__Work task__
Give all the lines below again, exactly, with no pictures.

__Records to use__
- Opening Delimiter -

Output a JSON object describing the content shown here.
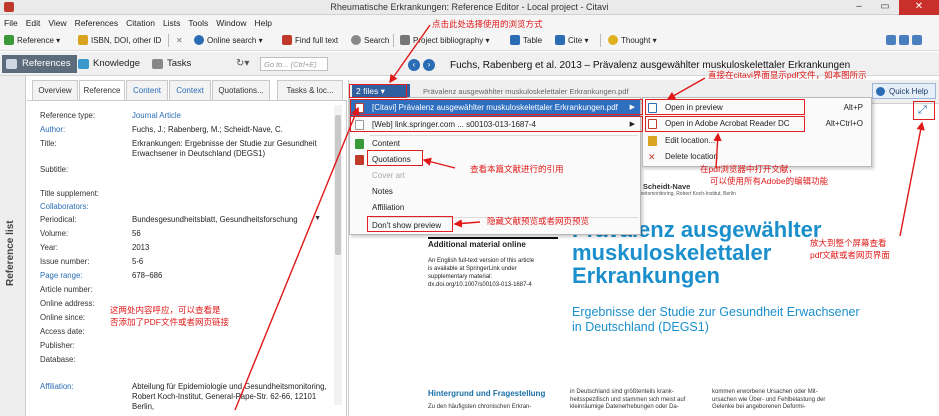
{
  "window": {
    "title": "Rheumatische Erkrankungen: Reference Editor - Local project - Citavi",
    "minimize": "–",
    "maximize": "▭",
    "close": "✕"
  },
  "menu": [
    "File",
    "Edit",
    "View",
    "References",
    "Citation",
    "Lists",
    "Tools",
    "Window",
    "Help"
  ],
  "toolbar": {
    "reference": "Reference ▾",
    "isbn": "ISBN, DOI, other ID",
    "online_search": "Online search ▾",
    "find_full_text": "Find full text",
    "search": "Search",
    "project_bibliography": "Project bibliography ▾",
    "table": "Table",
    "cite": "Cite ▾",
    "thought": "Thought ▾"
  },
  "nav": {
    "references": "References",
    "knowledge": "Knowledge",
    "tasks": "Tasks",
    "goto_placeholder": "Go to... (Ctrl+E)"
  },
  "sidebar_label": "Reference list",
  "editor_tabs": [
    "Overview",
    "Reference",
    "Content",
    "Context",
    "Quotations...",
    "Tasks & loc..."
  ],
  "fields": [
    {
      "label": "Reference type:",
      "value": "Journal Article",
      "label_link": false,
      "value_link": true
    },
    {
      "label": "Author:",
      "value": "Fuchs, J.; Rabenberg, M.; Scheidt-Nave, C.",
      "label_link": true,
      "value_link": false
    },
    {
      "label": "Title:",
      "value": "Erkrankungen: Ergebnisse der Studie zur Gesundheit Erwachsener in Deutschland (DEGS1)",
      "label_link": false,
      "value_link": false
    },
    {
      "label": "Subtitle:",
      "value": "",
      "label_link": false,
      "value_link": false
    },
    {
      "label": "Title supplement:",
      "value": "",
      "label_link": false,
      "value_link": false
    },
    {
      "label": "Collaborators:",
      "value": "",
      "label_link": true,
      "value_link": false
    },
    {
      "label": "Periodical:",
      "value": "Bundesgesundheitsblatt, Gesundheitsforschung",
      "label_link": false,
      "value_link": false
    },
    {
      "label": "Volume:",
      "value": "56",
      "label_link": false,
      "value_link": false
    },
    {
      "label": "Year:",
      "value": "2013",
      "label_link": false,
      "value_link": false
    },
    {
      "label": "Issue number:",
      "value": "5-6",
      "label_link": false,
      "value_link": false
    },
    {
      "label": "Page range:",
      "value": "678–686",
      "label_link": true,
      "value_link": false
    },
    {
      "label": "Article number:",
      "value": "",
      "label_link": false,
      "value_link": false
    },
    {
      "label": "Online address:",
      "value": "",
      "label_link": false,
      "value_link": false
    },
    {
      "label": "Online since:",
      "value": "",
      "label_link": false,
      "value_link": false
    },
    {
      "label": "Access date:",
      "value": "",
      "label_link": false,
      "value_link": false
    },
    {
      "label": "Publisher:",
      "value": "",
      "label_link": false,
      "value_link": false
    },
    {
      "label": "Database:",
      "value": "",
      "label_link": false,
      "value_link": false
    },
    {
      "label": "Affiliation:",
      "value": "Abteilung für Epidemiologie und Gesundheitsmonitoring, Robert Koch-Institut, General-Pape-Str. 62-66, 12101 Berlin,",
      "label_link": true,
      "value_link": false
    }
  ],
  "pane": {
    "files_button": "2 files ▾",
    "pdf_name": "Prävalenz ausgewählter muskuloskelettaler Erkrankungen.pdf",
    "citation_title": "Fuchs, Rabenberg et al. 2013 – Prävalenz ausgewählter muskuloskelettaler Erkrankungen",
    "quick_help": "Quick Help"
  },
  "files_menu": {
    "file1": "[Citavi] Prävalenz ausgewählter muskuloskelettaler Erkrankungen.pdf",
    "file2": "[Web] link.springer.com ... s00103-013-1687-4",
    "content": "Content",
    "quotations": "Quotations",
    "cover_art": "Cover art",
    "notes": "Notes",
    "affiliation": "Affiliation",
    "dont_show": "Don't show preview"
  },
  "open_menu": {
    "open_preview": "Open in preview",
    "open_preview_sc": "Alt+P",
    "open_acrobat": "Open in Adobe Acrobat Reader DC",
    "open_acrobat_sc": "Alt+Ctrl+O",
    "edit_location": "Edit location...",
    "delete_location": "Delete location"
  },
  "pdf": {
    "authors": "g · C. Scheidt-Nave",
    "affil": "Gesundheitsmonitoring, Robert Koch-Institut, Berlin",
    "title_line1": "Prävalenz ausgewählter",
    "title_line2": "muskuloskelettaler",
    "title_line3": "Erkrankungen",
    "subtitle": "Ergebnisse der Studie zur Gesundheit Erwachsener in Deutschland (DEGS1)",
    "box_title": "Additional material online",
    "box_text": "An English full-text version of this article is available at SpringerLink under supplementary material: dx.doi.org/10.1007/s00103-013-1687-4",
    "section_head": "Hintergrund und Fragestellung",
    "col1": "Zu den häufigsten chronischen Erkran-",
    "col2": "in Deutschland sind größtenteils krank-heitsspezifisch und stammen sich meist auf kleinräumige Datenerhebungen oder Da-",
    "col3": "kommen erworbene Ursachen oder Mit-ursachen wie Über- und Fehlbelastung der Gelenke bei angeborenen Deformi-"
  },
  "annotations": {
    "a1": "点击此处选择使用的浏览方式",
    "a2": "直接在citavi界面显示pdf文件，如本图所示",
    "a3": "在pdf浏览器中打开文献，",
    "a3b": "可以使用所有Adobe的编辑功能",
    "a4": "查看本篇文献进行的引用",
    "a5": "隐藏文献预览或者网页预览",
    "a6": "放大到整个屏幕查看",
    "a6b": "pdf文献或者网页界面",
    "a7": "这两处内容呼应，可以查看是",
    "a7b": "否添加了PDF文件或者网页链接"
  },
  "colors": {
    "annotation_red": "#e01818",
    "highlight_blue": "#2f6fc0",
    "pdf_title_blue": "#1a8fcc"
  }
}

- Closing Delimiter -

__Exercise result__
Output a JSON object describing the content shown here.
{
  "window": {
    "title": "Rheumatische Erkrankungen: Reference Editor - Local project - Citavi",
    "minimize": "–",
    "maximize": "▭",
    "close": "✕"
  },
  "menu": [
    "File",
    "Edit",
    "View",
    "References",
    "Citation",
    "Lists",
    "Tools",
    "Window",
    "Help"
  ],
  "toolbar": {
    "reference": "Reference ▾",
    "isbn": "ISBN, DOI, other ID",
    "online_search": "Online search ▾",
    "find_full_text": "Find full text",
    "search": "Search",
    "project_bibliography": "Project bibliography ▾",
    "table": "Table",
    "cite": "Cite ▾",
    "thought": "Thought ▾"
  },
  "nav": {
    "references": "References",
    "knowledge": "Knowledge",
    "tasks": "Tasks",
    "goto_placeholder": "Go to... (Ctrl+E)"
  },
  "sidebar_label": "Reference list",
  "editor_tabs": [
    "Overview",
    "Reference",
    "Content",
    "Context",
    "Quotations...",
    "Tasks & loc..."
  ],
  "fields": [
    {
      "label": "Reference type:",
      "value": "Journal Article",
      "label_link": false,
      "value_link": true
    },
    {
      "label": "Author:",
      "value": "Fuchs, J.; Rabenberg, M.; Scheidt-Nave, C.",
      "label_link": true,
      "value_link": false
    },
    {
      "label": "Title:",
      "value": "Erkrankungen: Ergebnisse der Studie zur Gesundheit Erwachsener in Deutschland (DEGS1)",
      "label_link": false,
      "value_link": false
    },
    {
      "label": "Subtitle:",
      "value": "",
      "label_link": false,
      "value_link": false
    },
    {
      "label": "Title supplement:",
      "value": "",
      "label_link": false,
      "value_link": false
    },
    {
      "label": "Collaborators:",
      "value": "",
      "label_link": true,
      "value_link": false
    },
    {
      "label": "Periodical:",
      "value": "Bundesgesundheitsblatt, Gesundheitsforschung",
      "label_link": false,
      "value_link": false
    },
    {
      "label": "Volume:",
      "value": "56",
      "label_link": false,
      "value_link": false
    },
    {
      "label": "Year:",
      "value": "2013",
      "label_link": false,
      "value_link": false
    },
    {
      "label": "Issue number:",
      "value": "5-6",
      "label_link": false,
      "value_link": false
    },
    {
      "label": "Page range:",
      "value": "678–686",
      "label_link": true,
      "value_link": false
    },
    {
      "label": "Article number:",
      "value": "",
      "label_link": false,
      "value_link": false
    },
    {
      "label": "Online address:",
      "value": "",
      "label_link": false,
      "value_link": false
    },
    {
      "label": "Online since:",
      "value": "",
      "label_link": false,
      "value_link": false
    },
    {
      "label": "Access date:",
      "value": "",
      "label_link": false,
      "value_link": false
    },
    {
      "label": "Publisher:",
      "value": "",
      "label_link": false,
      "value_link": false
    },
    {
      "label": "Database:",
      "value": "",
      "label_link": false,
      "value_link": false
    },
    {
      "label": "Affiliation:",
      "value": "Abteilung für Epidemiologie und Gesundheitsmonitoring, Robert Koch-Institut, General-Pape-Str. 62-66, 12101 Berlin,",
      "label_link": true,
      "value_link": false
    }
  ],
  "pane": {
    "files_button": "2 files ▾",
    "pdf_name": "Prävalenz ausgewählter muskuloskelettaler Erkrankungen.pdf",
    "citation_title": "Fuchs, Rabenberg et al. 2013 – Prävalenz ausgewählter muskuloskelettaler Erkrankungen",
    "quick_help": "Quick Help"
  },
  "files_menu": {
    "file1": "[Citavi] Prävalenz ausgewählter muskuloskelettaler Erkrankungen.pdf",
    "file2": "[Web] link.springer.com ... s00103-013-1687-4",
    "content": "Content",
    "quotations": "Quotations",
    "cover_art": "Cover art",
    "notes": "Notes",
    "affiliation": "Affiliation",
    "dont_show": "Don't show preview"
  },
  "open_menu": {
    "open_preview": "Open in preview",
    "open_preview_sc": "Alt+P",
    "open_acrobat": "Open in Adobe Acrobat Reader DC",
    "open_acrobat_sc": "Alt+Ctrl+O",
    "edit_location": "Edit location...",
    "delete_location": "Delete location"
  },
  "pdf": {
    "authors": "g · C. Scheidt-Nave",
    "affil": "Gesundheitsmonitoring, Robert Koch-Institut, Berlin",
    "title_line1": "Prävalenz ausgewählter",
    "title_line2": "muskuloskelettaler",
    "title_line3": "Erkrankungen",
    "subtitle": "Ergebnisse der Studie zur Gesundheit Erwachsener in Deutschland (DEGS1)",
    "box_title": "Additional material online",
    "box_text": "An English full-text version of this article is available at SpringerLink under supplementary material: dx.doi.org/10.1007/s00103-013-1687-4",
    "section_head": "Hintergrund und Fragestellung",
    "col1": "Zu den häufigsten chronischen Erkran-",
    "col2": "in Deutschland sind größtenteils krank-heitsspezifisch und stammen sich meist auf kleinräumige Datenerhebungen oder Da-",
    "col3": "kommen erworbene Ursachen oder Mit-ursachen wie Über- und Fehlbelastung der Gelenke bei angeborenen Deformi-"
  },
  "annotations": {
    "a1": "点击此处选择使用的浏览方式",
    "a2": "直接在citavi界面显示pdf文件，如本图所示",
    "a3": "在pdf浏览器中打开文献，",
    "a3b": "可以使用所有Adobe的编辑功能",
    "a4": "查看本篇文献进行的引用",
    "a5": "隐藏文献预览或者网页预览",
    "a6": "放大到整个屏幕查看",
    "a6b": "pdf文献或者网页界面",
    "a7": "这两处内容呼应，可以查看是",
    "a7b": "否添加了PDF文件或者网页链接"
  },
  "colors": {
    "annotation_red": "#e01818",
    "highlight_blue": "#2f6fc0",
    "pdf_title_blue": "#1a8fcc"
  }
}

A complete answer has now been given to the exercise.